◆ Exercise requirements: Retype every record that follows, character for character.

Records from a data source
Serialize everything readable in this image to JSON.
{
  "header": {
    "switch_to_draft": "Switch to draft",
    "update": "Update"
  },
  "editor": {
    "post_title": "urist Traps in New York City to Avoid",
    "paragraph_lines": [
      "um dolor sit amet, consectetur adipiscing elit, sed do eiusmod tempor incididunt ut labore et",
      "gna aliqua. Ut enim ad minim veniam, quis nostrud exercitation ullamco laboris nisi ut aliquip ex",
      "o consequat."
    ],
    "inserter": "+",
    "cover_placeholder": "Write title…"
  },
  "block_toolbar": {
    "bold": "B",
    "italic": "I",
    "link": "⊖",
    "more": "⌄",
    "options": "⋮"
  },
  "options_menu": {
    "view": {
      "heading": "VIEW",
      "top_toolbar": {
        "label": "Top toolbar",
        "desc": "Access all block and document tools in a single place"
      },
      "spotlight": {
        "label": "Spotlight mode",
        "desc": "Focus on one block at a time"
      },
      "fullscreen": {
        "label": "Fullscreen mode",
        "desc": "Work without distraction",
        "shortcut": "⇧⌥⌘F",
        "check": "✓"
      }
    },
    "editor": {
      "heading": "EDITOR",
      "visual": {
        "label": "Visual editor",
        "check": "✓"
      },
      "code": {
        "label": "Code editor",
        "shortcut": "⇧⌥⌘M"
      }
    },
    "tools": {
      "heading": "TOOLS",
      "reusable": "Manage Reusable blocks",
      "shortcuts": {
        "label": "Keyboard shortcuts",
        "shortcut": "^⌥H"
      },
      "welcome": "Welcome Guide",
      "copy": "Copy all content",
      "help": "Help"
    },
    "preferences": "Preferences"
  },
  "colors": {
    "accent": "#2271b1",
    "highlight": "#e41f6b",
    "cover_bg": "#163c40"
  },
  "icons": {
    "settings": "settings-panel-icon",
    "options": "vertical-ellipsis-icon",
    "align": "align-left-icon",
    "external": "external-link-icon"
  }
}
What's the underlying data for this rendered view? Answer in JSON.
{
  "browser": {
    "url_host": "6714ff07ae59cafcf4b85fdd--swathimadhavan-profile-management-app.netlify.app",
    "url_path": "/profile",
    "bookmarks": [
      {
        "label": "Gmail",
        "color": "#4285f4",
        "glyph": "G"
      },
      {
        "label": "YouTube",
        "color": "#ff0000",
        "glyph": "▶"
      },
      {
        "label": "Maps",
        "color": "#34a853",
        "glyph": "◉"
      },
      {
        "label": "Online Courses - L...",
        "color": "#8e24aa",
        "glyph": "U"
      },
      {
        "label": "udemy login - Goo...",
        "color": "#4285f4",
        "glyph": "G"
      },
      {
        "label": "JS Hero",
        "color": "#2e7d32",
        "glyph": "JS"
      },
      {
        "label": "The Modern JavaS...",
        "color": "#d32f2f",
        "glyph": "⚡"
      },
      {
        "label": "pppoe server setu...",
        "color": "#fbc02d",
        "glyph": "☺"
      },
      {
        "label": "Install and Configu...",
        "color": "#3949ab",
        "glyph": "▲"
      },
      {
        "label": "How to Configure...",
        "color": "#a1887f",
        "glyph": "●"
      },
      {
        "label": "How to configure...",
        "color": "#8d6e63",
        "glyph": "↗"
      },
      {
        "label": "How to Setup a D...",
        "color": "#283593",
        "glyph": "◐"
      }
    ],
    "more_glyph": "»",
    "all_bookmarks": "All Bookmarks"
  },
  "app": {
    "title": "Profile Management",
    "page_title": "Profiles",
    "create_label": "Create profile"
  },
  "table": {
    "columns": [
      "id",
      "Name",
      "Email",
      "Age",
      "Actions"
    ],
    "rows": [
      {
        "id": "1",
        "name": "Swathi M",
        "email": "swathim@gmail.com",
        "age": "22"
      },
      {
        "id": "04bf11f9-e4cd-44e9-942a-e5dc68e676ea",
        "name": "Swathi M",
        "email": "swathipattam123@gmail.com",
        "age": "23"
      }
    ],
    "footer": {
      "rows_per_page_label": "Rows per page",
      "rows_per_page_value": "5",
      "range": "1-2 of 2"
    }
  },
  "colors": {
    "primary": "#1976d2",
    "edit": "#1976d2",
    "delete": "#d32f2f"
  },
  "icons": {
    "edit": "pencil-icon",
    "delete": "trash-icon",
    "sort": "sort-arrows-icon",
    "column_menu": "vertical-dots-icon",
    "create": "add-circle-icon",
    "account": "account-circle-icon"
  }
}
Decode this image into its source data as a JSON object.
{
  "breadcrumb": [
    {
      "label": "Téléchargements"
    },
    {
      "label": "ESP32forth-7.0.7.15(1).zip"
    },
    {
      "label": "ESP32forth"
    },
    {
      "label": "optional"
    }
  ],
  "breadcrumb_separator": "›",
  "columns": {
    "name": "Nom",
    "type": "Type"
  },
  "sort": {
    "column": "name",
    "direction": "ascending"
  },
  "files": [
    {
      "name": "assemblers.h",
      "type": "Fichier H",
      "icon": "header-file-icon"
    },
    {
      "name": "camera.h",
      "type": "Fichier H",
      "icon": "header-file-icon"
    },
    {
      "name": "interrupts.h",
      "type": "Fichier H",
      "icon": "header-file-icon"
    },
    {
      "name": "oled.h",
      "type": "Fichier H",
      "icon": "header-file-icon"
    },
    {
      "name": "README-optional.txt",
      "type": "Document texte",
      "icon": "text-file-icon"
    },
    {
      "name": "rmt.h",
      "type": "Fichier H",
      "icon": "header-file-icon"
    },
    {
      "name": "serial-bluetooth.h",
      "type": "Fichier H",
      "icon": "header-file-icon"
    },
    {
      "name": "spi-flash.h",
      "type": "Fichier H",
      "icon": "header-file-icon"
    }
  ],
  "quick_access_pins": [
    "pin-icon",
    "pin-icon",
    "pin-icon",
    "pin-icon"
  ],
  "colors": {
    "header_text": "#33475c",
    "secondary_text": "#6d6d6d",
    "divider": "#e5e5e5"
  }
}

◆ Problem solution:
Serialize everything readable in this image to JSON.
{
  "header": {
    "switch_to_draft": "Switch to draft",
    "update": "Update"
  },
  "editor": {
    "post_title": "urist Traps in New York City to Avoid",
    "paragraph_lines": [
      "um dolor sit amet, consectetur adipiscing elit, sed do eiusmod tempor incididunt ut labore et",
      "gna aliqua. Ut enim ad minim veniam, quis nostrud exercitation ullamco laboris nisi ut aliquip ex",
      "o consequat."
    ],
    "inserter": "+",
    "cover_placeholder": "Write title…"
  },
  "block_toolbar": {
    "bold": "B",
    "italic": "I",
    "link": "⊖",
    "more": "⌄",
    "options": "⋮"
  },
  "options_menu": {
    "view": {
      "heading": "VIEW",
      "top_toolbar": {
        "label": "Top toolbar",
        "desc": "Access all block and document tools in a single place"
      },
      "spotlight": {
        "label": "Spotlight mode",
        "desc": "Focus on one block at a time"
      },
      "fullscreen": {
        "label": "Fullscreen mode",
        "desc": "Work without distraction",
        "shortcut": "⇧⌥⌘F",
        "check": "✓"
      }
    },
    "editor": {
      "heading": "EDITOR",
      "visual": {
        "label": "Visual editor",
        "check": "✓"
      },
      "code": {
        "label": "Code editor",
        "shortcut": "⇧⌥⌘M"
      }
    },
    "tools": {
      "heading": "TOOLS",
      "reusable": "Manage Reusable blocks",
      "shortcuts": {
        "label": "Keyboard shortcuts",
        "shortcut": "^⌥H"
      },
      "welcome": "Welcome Guide",
      "copy": "Copy all content",
      "help": "Help"
    },
    "preferences": "Preferences"
  },
  "colors": {
    "accent": "#2271b1",
    "highlight": "#e41f6b",
    "cover_bg": "#163c40"
  },
  "icons": {
    "settings": "settings-panel-icon",
    "options": "vertical-ellipsis-icon",
    "align": "align-left-icon",
    "external": "external-link-icon"
  }
}
What's the underlying data for this rendered view? Answer in JSON.
{
  "browser": {
    "url_host": "6714ff07ae59cafcf4b85fdd--swathimadhavan-profile-management-app.netlify.app",
    "url_path": "/profile",
    "bookmarks": [
      {
        "label": "Gmail",
        "color": "#4285f4",
        "glyph": "G"
      },
      {
        "label": "YouTube",
        "color": "#ff0000",
        "glyph": "▶"
      },
      {
        "label": "Maps",
        "color": "#34a853",
        "glyph": "◉"
      },
      {
        "label": "Online Courses - L...",
        "color": "#8e24aa",
        "glyph": "U"
      },
      {
        "label": "udemy login - Goo...",
        "color": "#4285f4",
        "glyph": "G"
      },
      {
        "label": "JS Hero",
        "color": "#2e7d32",
        "glyph": "JS"
      },
      {
        "label": "The Modern JavaS...",
        "color": "#d32f2f",
        "glyph": "⚡"
      },
      {
        "label": "pppoe server setu...",
        "color": "#fbc02d",
        "glyph": "☺"
      },
      {
        "label": "Install and Configu...",
        "color": "#3949ab",
        "glyph": "▲"
      },
      {
        "label": "How to Configure...",
        "color": "#a1887f",
        "glyph": "●"
      },
      {
        "label": "How to configure...",
        "color": "#8d6e63",
        "glyph": "↗"
      },
      {
        "label": "How to Setup a D...",
        "color": "#283593",
        "glyph": "◐"
      }
    ],
    "more_glyph": "»",
    "all_bookmarks": "All Bookmarks"
  },
  "app": {
    "title": "Profile Management",
    "page_title": "Profiles",
    "create_label": "Create profile"
  },
  "table": {
    "columns": [
      "id",
      "Name",
      "Email",
      "Age",
      "Actions"
    ],
    "rows": [
      {
        "id": "1",
        "name": "Swathi M",
        "email": "swathim@gmail.com",
        "age": "22"
      },
      {
        "id": "04bf11f9-e4cd-44e9-942a-e5dc68e676ea",
        "name": "Swathi M",
        "email": "swathipattam123@gmail.com",
        "age": "23"
      }
    ],
    "footer": {
      "rows_per_page_label": "Rows per page",
      "rows_per_page_value": "5",
      "range": "1-2 of 2"
    }
  },
  "colors": {
    "primary": "#1976d2",
    "edit": "#1976d2",
    "delete": "#d32f2f"
  },
  "icons": {
    "edit": "pencil-icon",
    "delete": "trash-icon",
    "sort": "sort-arrows-icon",
    "column_menu": "vertical-dots-icon",
    "create": "add-circle-icon",
    "account": "account-circle-icon"
  }
}
Decode this image into its source data as a JSON object.
{
  "breadcrumb": [
    {
      "label": "Téléchargements"
    },
    {
      "label": "ESP32forth-7.0.7.15(1).zip"
    },
    {
      "label": "ESP32forth"
    },
    {
      "label": "optional"
    }
  ],
  "breadcrumb_separator": "›",
  "columns": {
    "name": "Nom",
    "type": "Type"
  },
  "sort": {
    "column": "name",
    "direction": "ascending"
  },
  "files": [
    {
      "name": "assemblers.h",
      "type": "Fichier H",
      "icon": "header-file-icon"
    },
    {
      "name": "camera.h",
      "type": "Fichier H",
      "icon": "header-file-icon"
    },
    {
      "name": "interrupts.h",
      "type": "Fichier H",
      "icon": "header-file-icon"
    },
    {
      "name": "oled.h",
      "type": "Fichier H",
      "icon": "header-file-icon"
    },
    {
      "name": "README-optional.txt",
      "type": "Document texte",
      "icon": "text-file-icon"
    },
    {
      "name": "rmt.h",
      "type": "Fichier H",
      "icon": "header-file-icon"
    },
    {
      "name": "serial-bluetooth.h",
      "type": "Fichier H",
      "icon": "header-file-icon"
    },
    {
      "name": "spi-flash.h",
      "type": "Fichier H",
      "icon": "header-file-icon"
    }
  ],
  "quick_access_pins": [
    "pin-icon",
    "pin-icon",
    "pin-icon",
    "pin-icon"
  ],
  "colors": {
    "header_text": "#33475c",
    "secondary_text": "#6d6d6d",
    "divider": "#e5e5e5"
  }
}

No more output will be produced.